Bromfenac reduces cystoid macular edema in cataract

June 1, 2010

Bromfenac ophthalmic solution 0.09% is effective for preventing pseudophakic cystoid macular edema when instilled 3 days before phacoemulsification and IOL implantation and then following surgery.

Boston-Bromfenac ophthalmic solution 0.09% (Xibrom, ISTA Pharmaceuticals) is effective for preventing pseudophakic cystoid macular edema (CME) when instilled 3 days before phacoemulsification and IOL implantation and then following surgery.

Bromfenac 0.09% is a topical ophthalmic nonsteroidal anti-inflammatory drug (NSAID) that is indicated for the treatment of inflammation and ocular pain after cataract surgery. The drug is thought to work by inhibiting prostaglandin synthesis by inhibiting cyclooxygenase 1 and 2.

Melissa M. Cable, MD, reported the results of a large retrospective study of the NSAID at the annual meeting of the American Society of Cataract and Refractive Surgery.

The study was a retrospective review of 1,020 charts of all patients who had undergone uneventful phacoemulsification and IOL implantation performed by one surgeon over a 30-month period. The patients instilled bromfenac 0.09% twice a day starting 3 days before the scheduled surgery and then twice a day postoperatively until the supply was finished.

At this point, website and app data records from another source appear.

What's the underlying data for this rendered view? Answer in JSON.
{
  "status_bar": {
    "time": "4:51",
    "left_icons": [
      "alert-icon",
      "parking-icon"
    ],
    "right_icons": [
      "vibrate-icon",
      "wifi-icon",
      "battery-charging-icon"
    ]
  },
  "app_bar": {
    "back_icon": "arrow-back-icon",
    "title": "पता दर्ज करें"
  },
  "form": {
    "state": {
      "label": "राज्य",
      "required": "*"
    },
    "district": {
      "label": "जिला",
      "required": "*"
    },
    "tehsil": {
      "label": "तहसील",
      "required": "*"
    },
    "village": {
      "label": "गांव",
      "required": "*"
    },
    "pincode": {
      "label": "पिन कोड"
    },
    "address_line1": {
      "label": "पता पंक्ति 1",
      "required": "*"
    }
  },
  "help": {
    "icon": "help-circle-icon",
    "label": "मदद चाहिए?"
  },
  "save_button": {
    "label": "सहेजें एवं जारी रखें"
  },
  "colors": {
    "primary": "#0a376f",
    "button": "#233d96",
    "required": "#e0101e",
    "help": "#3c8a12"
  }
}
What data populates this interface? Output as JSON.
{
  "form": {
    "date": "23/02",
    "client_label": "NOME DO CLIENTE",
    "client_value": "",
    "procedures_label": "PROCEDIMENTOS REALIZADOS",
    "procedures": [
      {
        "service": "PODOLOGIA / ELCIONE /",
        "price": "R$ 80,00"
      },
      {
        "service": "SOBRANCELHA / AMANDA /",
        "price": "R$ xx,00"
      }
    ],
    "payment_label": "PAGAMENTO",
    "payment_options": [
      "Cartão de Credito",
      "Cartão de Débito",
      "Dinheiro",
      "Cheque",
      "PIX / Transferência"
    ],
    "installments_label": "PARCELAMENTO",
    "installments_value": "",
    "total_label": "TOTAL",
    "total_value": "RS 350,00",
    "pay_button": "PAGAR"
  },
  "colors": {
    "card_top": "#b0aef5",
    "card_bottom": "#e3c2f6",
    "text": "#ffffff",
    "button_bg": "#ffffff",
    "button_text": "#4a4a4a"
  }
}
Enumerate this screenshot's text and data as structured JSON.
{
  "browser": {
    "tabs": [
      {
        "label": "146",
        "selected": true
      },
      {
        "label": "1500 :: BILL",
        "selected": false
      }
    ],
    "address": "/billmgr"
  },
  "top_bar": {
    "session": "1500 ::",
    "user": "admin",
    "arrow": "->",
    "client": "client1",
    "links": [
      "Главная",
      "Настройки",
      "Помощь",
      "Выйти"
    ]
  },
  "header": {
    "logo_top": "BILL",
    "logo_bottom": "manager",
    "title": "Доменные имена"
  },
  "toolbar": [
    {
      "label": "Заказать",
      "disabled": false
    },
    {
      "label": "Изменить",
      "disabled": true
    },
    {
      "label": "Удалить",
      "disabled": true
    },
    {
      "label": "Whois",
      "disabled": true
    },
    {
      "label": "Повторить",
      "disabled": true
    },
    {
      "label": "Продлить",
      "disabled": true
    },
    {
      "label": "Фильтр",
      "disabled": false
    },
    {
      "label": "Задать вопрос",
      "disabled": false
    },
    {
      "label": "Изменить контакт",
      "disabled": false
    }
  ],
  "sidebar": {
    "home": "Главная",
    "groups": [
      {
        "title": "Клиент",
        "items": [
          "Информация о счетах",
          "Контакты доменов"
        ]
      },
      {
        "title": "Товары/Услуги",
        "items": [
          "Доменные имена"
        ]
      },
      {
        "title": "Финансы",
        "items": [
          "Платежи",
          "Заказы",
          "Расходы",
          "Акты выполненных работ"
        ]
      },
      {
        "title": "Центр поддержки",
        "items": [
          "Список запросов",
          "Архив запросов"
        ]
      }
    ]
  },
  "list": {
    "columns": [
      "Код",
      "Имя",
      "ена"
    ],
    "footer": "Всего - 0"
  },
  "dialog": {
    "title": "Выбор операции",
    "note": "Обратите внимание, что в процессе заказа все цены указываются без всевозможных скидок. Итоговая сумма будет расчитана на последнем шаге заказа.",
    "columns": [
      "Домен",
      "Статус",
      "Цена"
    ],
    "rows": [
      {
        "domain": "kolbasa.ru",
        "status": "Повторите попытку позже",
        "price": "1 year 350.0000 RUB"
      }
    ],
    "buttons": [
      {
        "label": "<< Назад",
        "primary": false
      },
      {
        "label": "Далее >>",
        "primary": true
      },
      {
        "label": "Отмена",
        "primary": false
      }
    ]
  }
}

Visual acuity was evaluated postoperatively on day 1, and weeks 1 and 6, and at any other visits. One week postoperatively, the patients underwent a dilated fundus examination. Any patients with decreased vision or any remarkable findings on the fundus examination were referred for macular optical coherence tomography (OCT), fluorescein angiography, or both, Dr. Cable said.

Among the 1,020 eyes included in the study, five eyes (0.5%) of three patients were confirmed to have pseudophakic CME based on the findings on OCT images. In two of the cases, fluorescein angiography was performed to confirm the findings. One patient had a documented pre-existing epiretinal membrane. The mean patient age was 66 years.

Dr. Cable said that symptomatic pseudophakic CME developed at a mean of 5 weeks. The mean logMAR visual acuity at onset was –0.416 (about 20/50). The pseudophakic CME resolved at a mean of 7.6 weeks after onset, which was confirmed on OCT images. The final logMAR best-corrected visual acuity was –0.15 (slightly better than 20/30). There were no adverse ocular or systemic events associated with treatment with bromfenac 0.09%.

Based on the results, Dr. Cable concluded that bromfenac 0.09% when prescribed twice daily beginning 3 days before phacoemulsification and lens implantation and then twice daily after surgery until the drug supply is finished appears to be highly effective in preventing pseudophakic CME.

"In this study, pseudophakic CME developed in two patients without systemic or ocular risk factors. Treatment of pseudophakic CME with bromfenac 0.09% appears to be an effective way to reduce the signs of CME as seen on OCT images and improve the visual acuity," said Dr. Cable, from observations in the clinic.

Bromfenac is being reviewed by the FDA for once-daily application for the treatment of inflammation and ocular pain after cataract surgery, the company reported in April.

FYI

Melissa M. Cable, MD
E-mail: mcable@discovervision.com

Dr. Cable has a proprietary interest in the
subject matter.